Disclosure Of Medical Errors Is Honesty The Best Policy Legally?
by Ken Braxton and Kip Poe, Stewart Stimmel LLP, Dallas, TX
A majority of states have adopted or are considering apology laws that exempt expressions of regret, sympathy or compassion from being considered as admissions of liability in medical malpractice lawsuits. The intent is to encourage physicians and other healthcare providers to apologize to patients when a medical error, accident or unanticipated outcome occurs without the apology being taken as an admission of guilt. The consensus is that healthcare providers have become reluctant to explain to patients and their families what happened when procedures go wrong because they fear the information will be used against them in court. Many healthcare providers have struggled with their desire to explain and apologize to their patient, but have often been strongly advised against such open discussions by their defense attorneys. Is the reluctance justified or is honesty really the best policy?
In our experience as medical negligence defense attorneys, we have found that failing to disclose medical errors or failing to explain unanticipated outcomes to patients often creates frustration and anger and may lead patients or their families to file lawsuits to “get to the bottom of the matter”. A perceived “cover-up” is a certain invitation to being sued. We have seen many instances of patients suing over their anger of feeling like they weren't being given the facts by their doctor, and then not being angry over the mistake when it was finally explained to them. Unfortunately, once the lawsuit is filed and an attorney is involved, the lawsuit rarely resolves just because the anger dissipates. As a result, we agree that honesty and an open dialogue with a patient is the best policy; however, it is imperative that healthcare providers be fully informed and knowledgeable regarding how to appropriately provide “apologies” to patients and their families. For healthcare providers in training, this requires that they are taught how to discuss medical errors with their patients the same way they are taught to obtain a medical history from the patient. For practicing providers, their insurance carriers, risk managers, and healthcare lawyers must educate the providers during risk management lectures and discussions. JCAHO, the accreditation organization for hospitals, is placing more emphasis on institutional policies regarding sentinel events or unanticipated outcomes and how institutions are to deal with these outcomes. For healthcare lawyers advising hospitals, a possible approach to protecting the confidentiality of medical apologies is to incorporate these discussions into JCAHO imposed guidelines and peer review protocols within the institution. By doing so, the institution avails itself of any medical peer review privileges provided by state laws.

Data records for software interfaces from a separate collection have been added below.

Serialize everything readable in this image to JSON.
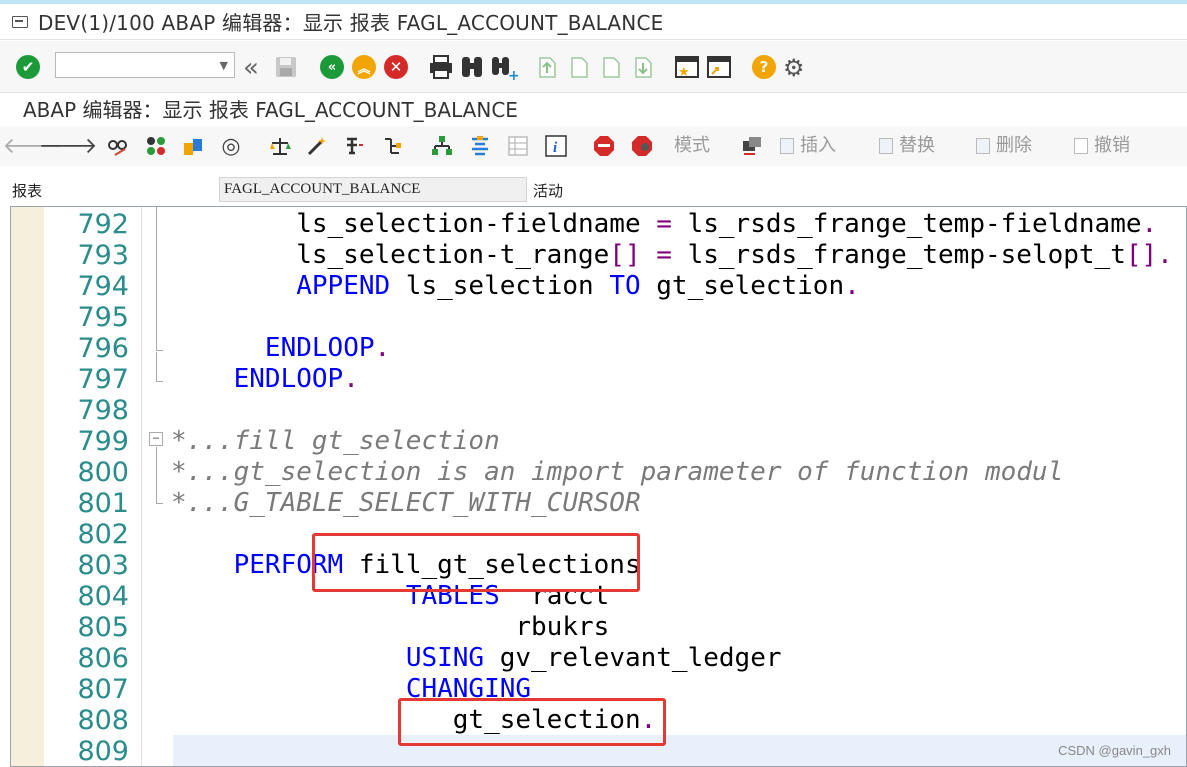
{
  "window": {
    "title": "DEV(1)/100 ABAP 编辑器：显示 报表 FAGL_ACCOUNT_BALANCE"
  },
  "subtitle": "ABAP 编辑器：显示 报表 FAGL_ACCOUNT_BALANCE",
  "command_field": {
    "value": ""
  },
  "toolbar2": {
    "mode_label": "模式",
    "insert_label": "插入",
    "replace_label": "替换",
    "delete_label": "删除",
    "undo_label": "撤销"
  },
  "report_row": {
    "label": "报表",
    "value": "FAGL_ACCOUNT_BALANCE",
    "status": "活动"
  },
  "code_lines": [
    {
      "num": "792",
      "tokens": [
        [
          "tx",
          "        ls_selection-fieldname "
        ],
        [
          "pt",
          "="
        ],
        [
          "tx",
          " ls_rsds_frange_temp-fieldname"
        ],
        [
          "pt",
          "."
        ]
      ]
    },
    {
      "num": "793",
      "tokens": [
        [
          "tx",
          "        ls_selection-t_range"
        ],
        [
          "pt",
          "[]"
        ],
        [
          "tx",
          " "
        ],
        [
          "pt",
          "="
        ],
        [
          "tx",
          " ls_rsds_frange_temp-selopt_t"
        ],
        [
          "pt",
          "[]."
        ]
      ]
    },
    {
      "num": "794",
      "tokens": [
        [
          "tx",
          "        "
        ],
        [
          "kw",
          "APPEND"
        ],
        [
          "tx",
          " ls_selection "
        ],
        [
          "kw",
          "TO"
        ],
        [
          "tx",
          " gt_selection"
        ],
        [
          "pt",
          "."
        ]
      ]
    },
    {
      "num": "795",
      "tokens": []
    },
    {
      "num": "796",
      "tokens": [
        [
          "tx",
          "      "
        ],
        [
          "kw",
          "ENDLOOP"
        ],
        [
          "pt",
          "."
        ]
      ]
    },
    {
      "num": "797",
      "tokens": [
        [
          "tx",
          "    "
        ],
        [
          "kw",
          "ENDLOOP"
        ],
        [
          "pt",
          "."
        ]
      ]
    },
    {
      "num": "798",
      "tokens": []
    },
    {
      "num": "799",
      "tokens": [
        [
          "cm",
          "*...fill gt_selection"
        ]
      ]
    },
    {
      "num": "800",
      "tokens": [
        [
          "cm",
          "*...gt_selection is an import parameter of function modul"
        ]
      ]
    },
    {
      "num": "801",
      "tokens": [
        [
          "cm",
          "*...G_TABLE_SELECT_WITH_CURSOR"
        ]
      ]
    },
    {
      "num": "802",
      "tokens": []
    },
    {
      "num": "803",
      "tokens": [
        [
          "tx",
          "    "
        ],
        [
          "kw",
          "PERFORM"
        ],
        [
          "tx",
          " fill_gt_selections"
        ]
      ]
    },
    {
      "num": "804",
      "tokens": [
        [
          "tx",
          "               "
        ],
        [
          "kw",
          "TABLES"
        ],
        [
          "tx",
          "  racct"
        ]
      ]
    },
    {
      "num": "805",
      "tokens": [
        [
          "tx",
          "                      rbukrs"
        ]
      ]
    },
    {
      "num": "806",
      "tokens": [
        [
          "tx",
          "               "
        ],
        [
          "kw",
          "USING"
        ],
        [
          "tx",
          " gv_relevant_ledger"
        ]
      ]
    },
    {
      "num": "807",
      "tokens": [
        [
          "tx",
          "               "
        ],
        [
          "kw",
          "CHANGING"
        ]
      ]
    },
    {
      "num": "808",
      "tokens": [
        [
          "tx",
          "                  gt_selection"
        ],
        [
          "pt",
          "."
        ]
      ]
    },
    {
      "num": "809",
      "tokens": []
    }
  ],
  "watermark": "CSDN @gavin_gxh",
  "colors": {
    "keyword": "#0000ff",
    "comment": "#7a7a7a",
    "line_number": "#2b8c8c",
    "highlight_box": "#e53935"
  }
}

While most states have joined in the trend to protect medical apologies, several state laws continue to allow statements concerning culpable conduct or admissions of fault to be admitted as evidence of liability. Healthcare providers should work with their employer or professional liability insurer’s risk management or legal staff to fully understand the applicable state law regarding “I am Sorry” guidelines, just as they are educated on state laws regarding patient consent issues. As the law is constantly evolving in each state, firms should keep track of individual state’s “I am sorry” laws in which they have healthcare clients.

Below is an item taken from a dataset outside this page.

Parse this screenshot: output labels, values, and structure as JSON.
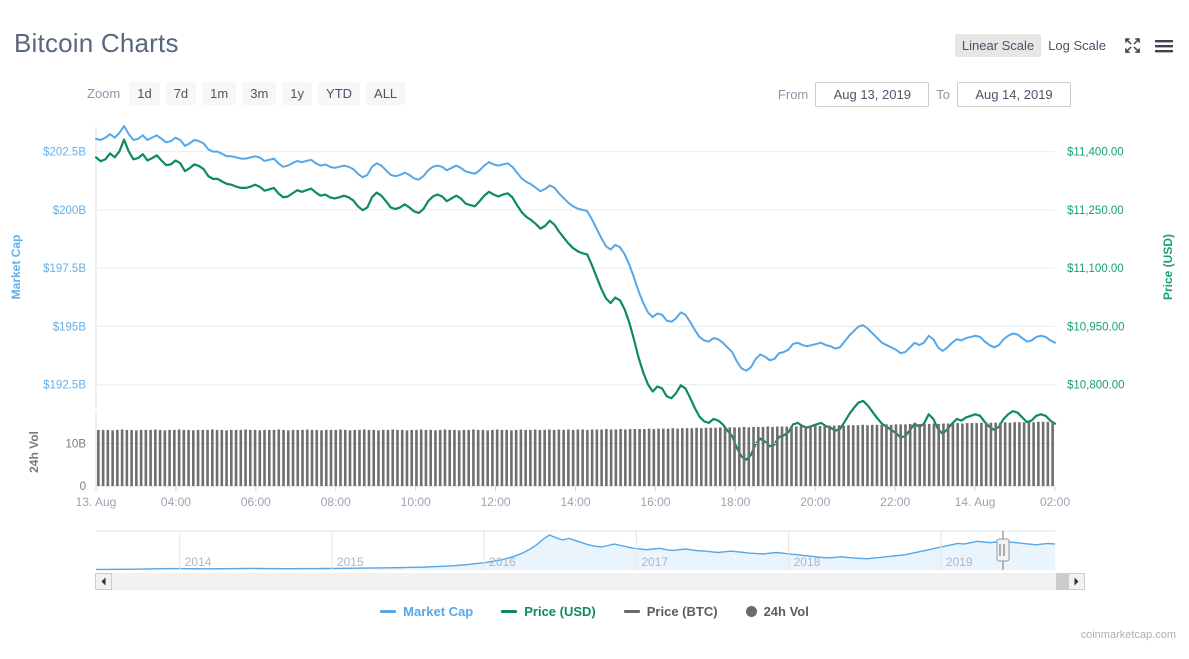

Most insurers are receptive to their providers participating in these discussions and apologies when properly conducted. An excellent source of information for healthcare providers, attorneys, risk managers, and insurance carriers is The Sorry Works! Coalition, which is a national group advocating a formal apology program for medical errors as a proactive solution to the medical malpractice crisis and proposals for tort reform. The group has gained Congressional allies in Senators Hillary Rodham Clinton and Barack Obama (Democratic senators from New York and Illinois, respectively) who have introduced federal legislation regarding the communication and apology of medical errors. Several large healthcare centers and professional negligence carriers are advocates of these principles, and have incorporated the “Sorry Works” approach into their risk management educational programs. Two of the major healthcare entities to incorporate this approach, after extensive studies, are the University of Michigan Hospital System and the Veteran’s Affairs Administration.

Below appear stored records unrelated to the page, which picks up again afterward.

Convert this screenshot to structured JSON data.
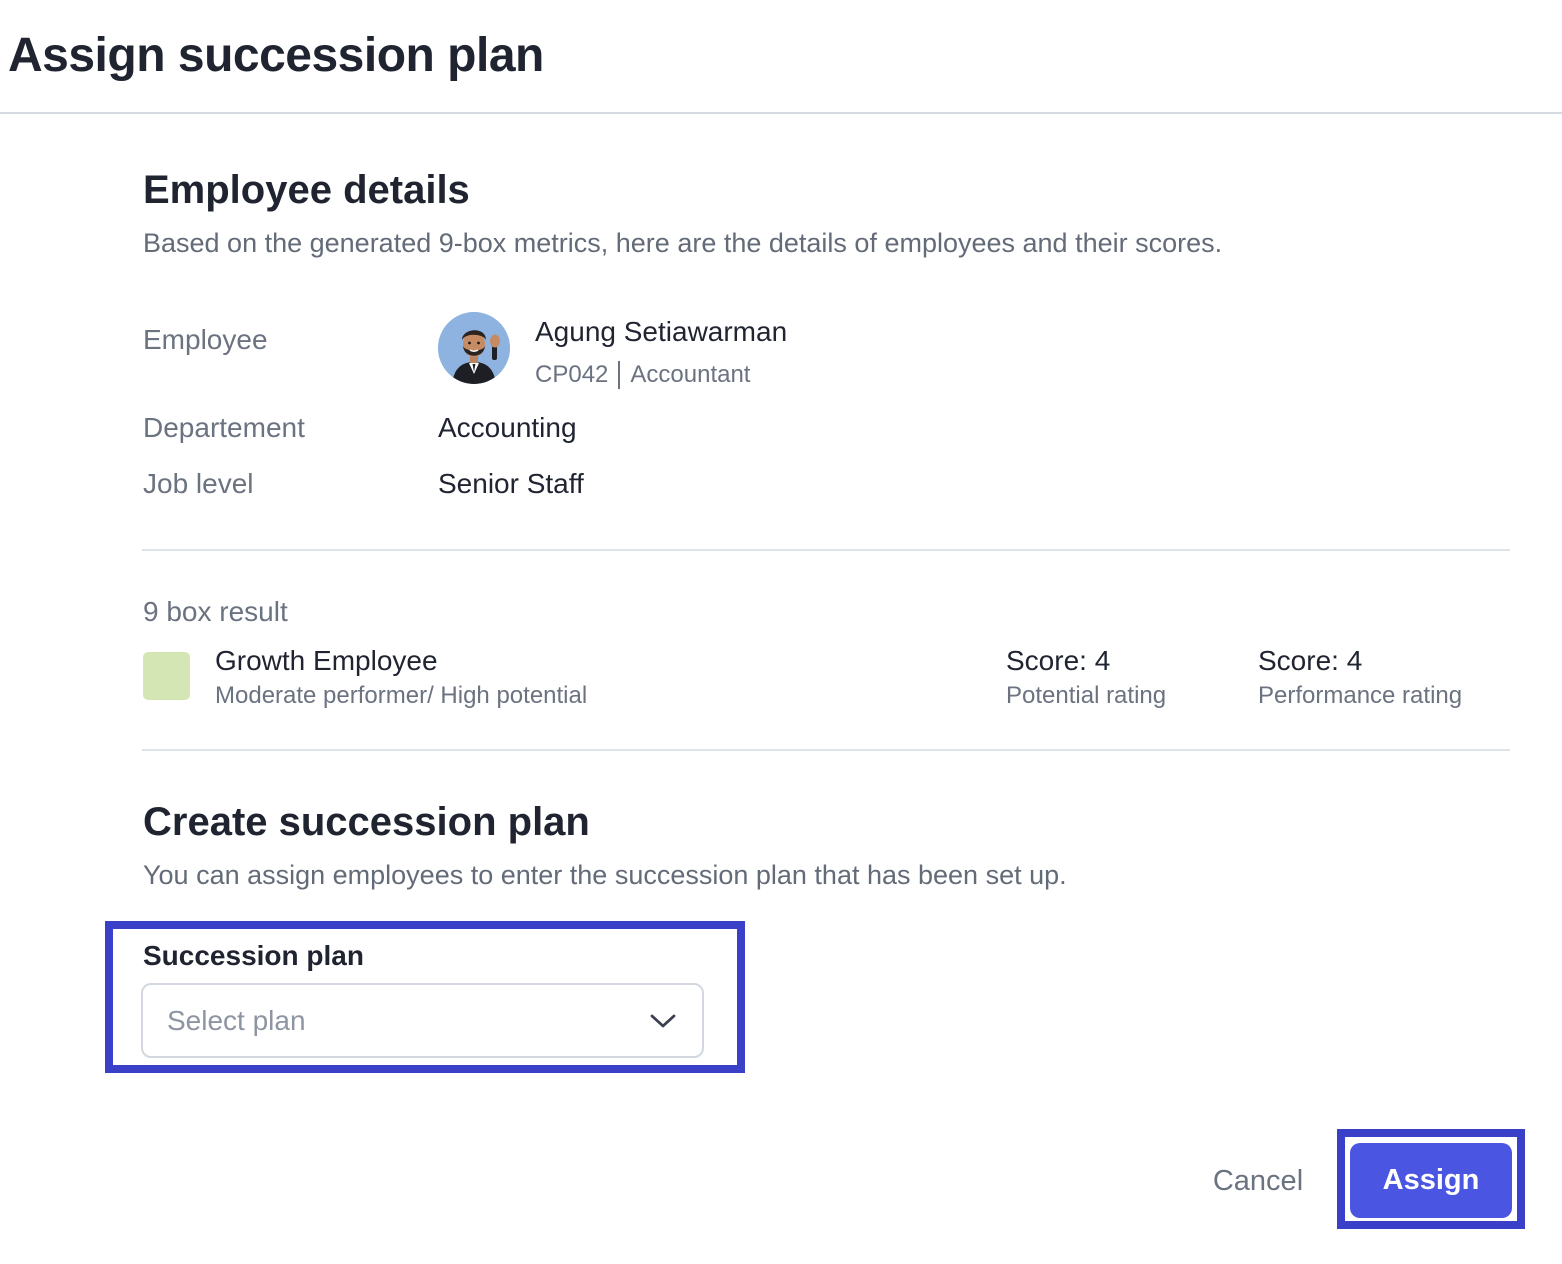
{
  "modal": {
    "title": "Assign succession plan"
  },
  "employee_details": {
    "title": "Employee details",
    "description": "Based on the generated 9-box metrics, here are the details of employees and their scores.",
    "labels": {
      "employee": "Employee",
      "department": "Departement",
      "job_level": "Job level"
    },
    "employee": {
      "name": "Agung Setiawarman",
      "id": "CP042",
      "position": "Accountant",
      "avatar_icon": "memoji-avatar"
    },
    "department": "Accounting",
    "job_level": "Senior Staff"
  },
  "nine_box": {
    "label": "9 box result",
    "category": "Growth Employee",
    "category_description": "Moderate performer/ High potential",
    "category_color": "#d5e6b5",
    "scores": [
      {
        "value": "Score: 4",
        "label": "Potential rating"
      },
      {
        "value": "Score: 4",
        "label": "Performance rating"
      }
    ]
  },
  "succession": {
    "title": "Create succession plan",
    "description": "You can assign employees to enter the succession plan that has been set up.",
    "field_label": "Succession plan",
    "placeholder": "Select plan",
    "icon": "chevron-down-icon"
  },
  "actions": {
    "cancel_label": "Cancel",
    "assign_label": "Assign"
  },
  "colors": {
    "primary": "#4a56e2",
    "highlight": "#3a40c8",
    "text": "#1f2430",
    "muted": "#6b7280"
  }
}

The bottom line is that open communication with patients throughout their care has a dramatic effect on making a patient “feel” like they are in control and are a part of the healthcare team. When a mistake is made, an open discussion of the error, within the guidelines of state and federal law, has been shown to decrease the likelihood of the patient filing a lawsuit, and can decrease the costs of defending a meritorious claim by taking anger out of the equation. Since every state has different requirements to protect these discussions, healthcare attorneys need to become acquainted with the specific language in the statutes of their state.
Mr. Braxton is a partner in the Stewart Stimmel LLP law firm and has over sixteen years experience in defending healthcare providers. He previously taught at the Texas Tech law school, medical school, and nursing school on healthcare matters and continues to be a frequently invited lecturer on these issues. Ms. Poe is a registered nurse with a background in trauma care and former professor at the Texas Tech medical and nursing schools. She has been defending as well as educating healthcare providers for fifteen years.